The short answer to this question is “nobody.” The long answer is, well, a bit longer.
Last November, David Kappos announced his resignation as PTO Director, effective in January. At the time, there was also a vacancy at the Secretary of Commerce, so it was understood that once that position was filled, President Obama would nominate a new Director of the PTO who is also the Undersecretary of Commerce.
In the meantime, Deputy Director Teresa Stanek Rea was to be the Acting Director of the PTO.
In May, Penny Prizker was nominated as Secretary of Commerce. She was easily confirmed.
We next expected a new PTO Director nomination. And we waited . . .
Deputy Director Rea next left the PTO in November. And we still waited for a new Director to be nominated.
Last week, Secretary Pritzker appointted Michelle Lee to replace Teresa Stanek Rea as the new Deputy Director of the PTO, effective January 13. Lee was the Director of the PTO’s new Silicon Valley satellite office. Lee had previously spent a number of years as the Deputy General Counsel at Google where she was the Head of Patents and Patent Strategy. She had also been a partner at the law firm of Fenwick & West.
Because the position of PTO Director remains vacant, Deputy Director Lee would automatically assume the position of Acting Director of the PTO.
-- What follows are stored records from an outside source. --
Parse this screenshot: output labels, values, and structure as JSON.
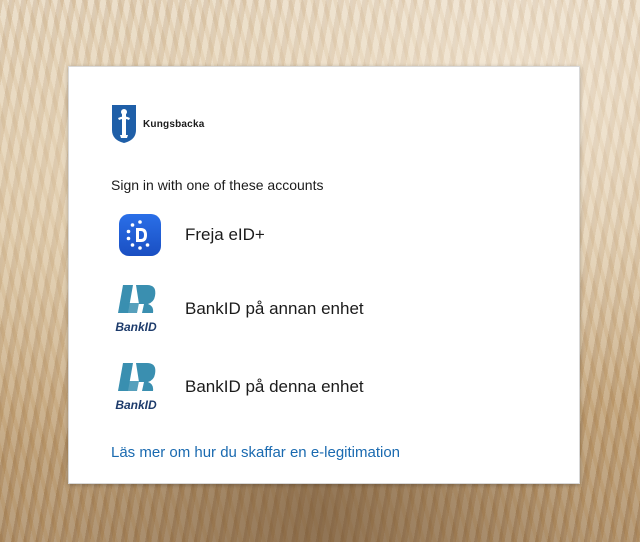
{
  "organization": {
    "name": "Kungsbacka",
    "logo_icon": "coat-of-arms-icon"
  },
  "heading": "Sign in with one of these accounts",
  "options": [
    {
      "label": "Freja eID+",
      "icon": "freja-eid-icon"
    },
    {
      "label": "BankID på annan enhet",
      "icon": "bankid-icon",
      "logo_text": "BankID"
    },
    {
      "label": "BankID på denna enhet",
      "icon": "bankid-icon",
      "logo_text": "BankID"
    }
  ],
  "link_text": "Läs mer om hur du skaffar en e-legitimation",
  "colors": {
    "freja_blue": "#1f5fd6",
    "bankid_teal": "#3a8fb0",
    "bankid_navy": "#1d3b6b",
    "link": "#1a6ab0"
  }
}
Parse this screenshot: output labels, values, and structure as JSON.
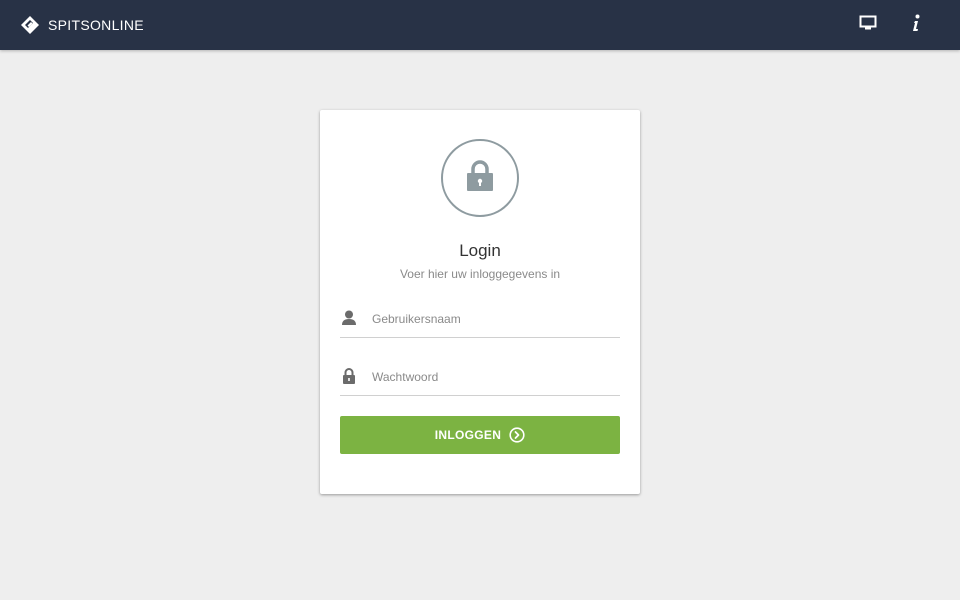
{
  "header": {
    "brand": {
      "prefix": "SPITS",
      "suffix": "ONLINE",
      "logo_icon": "spitsonline-logo-icon"
    },
    "actions": [
      {
        "icon": "monitor-icon"
      },
      {
        "icon": "info-icon"
      }
    ],
    "background_color": "#283246"
  },
  "login_card": {
    "lock_icon": "lock-icon",
    "title": "Login",
    "subtitle": "Voer hier uw inloggegevens in",
    "username": {
      "icon": "user-icon",
      "placeholder": "Gebruikersnaam",
      "value": ""
    },
    "password": {
      "icon": "lock-small-icon",
      "placeholder": "Wachtwoord",
      "value": ""
    },
    "submit": {
      "label": "INLOGGEN",
      "icon": "arrow-circle-right-icon",
      "color": "#7cb342"
    }
  }
}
Or will she?
There has been some discussion on the proper procedure for appointing PTO leadership. A new PTO Director must be nominated by the President with the advice and consent of the Senate. A Deputy Director may be appointed by the Secretary of Commerce, upon nomination by the Director. This would mean that Secretary Pritzker could only appoint Michelle Lee as Deputy Director if nominated by the Director. In the absence of a Director, this appointment would appear to be invalid.
Is President Obama seeking to bypass the Senate confirmation process for a new PTO Director? If so, why? Politics is always in play on the Hill, but a new PTO Director is rarely controversial.
According to Patently-O, the PTO has defended the appointment by suggesting the Lee was nominated by Commissioner for Patents Peggy Focarino, to whom the leadership duties at the PTO had been delegated. The statute does not, of course, suggest that the Director’s nominating power can be delegated. It actually puts Focarino in the strange position of nominating her boss.
Unfortunately for the PTO and President Obama, there is simply no statutory authority for the Commissioner for Patents to make such a nomination. Therefore, the appointment of Michelle Lee as Deputy PTO Director is a legal nullity.
Apparently, President Obama does not see the PTO as important enough to nominate a true Director and Undersecretary of Commerce.
HT: Hal Wegner.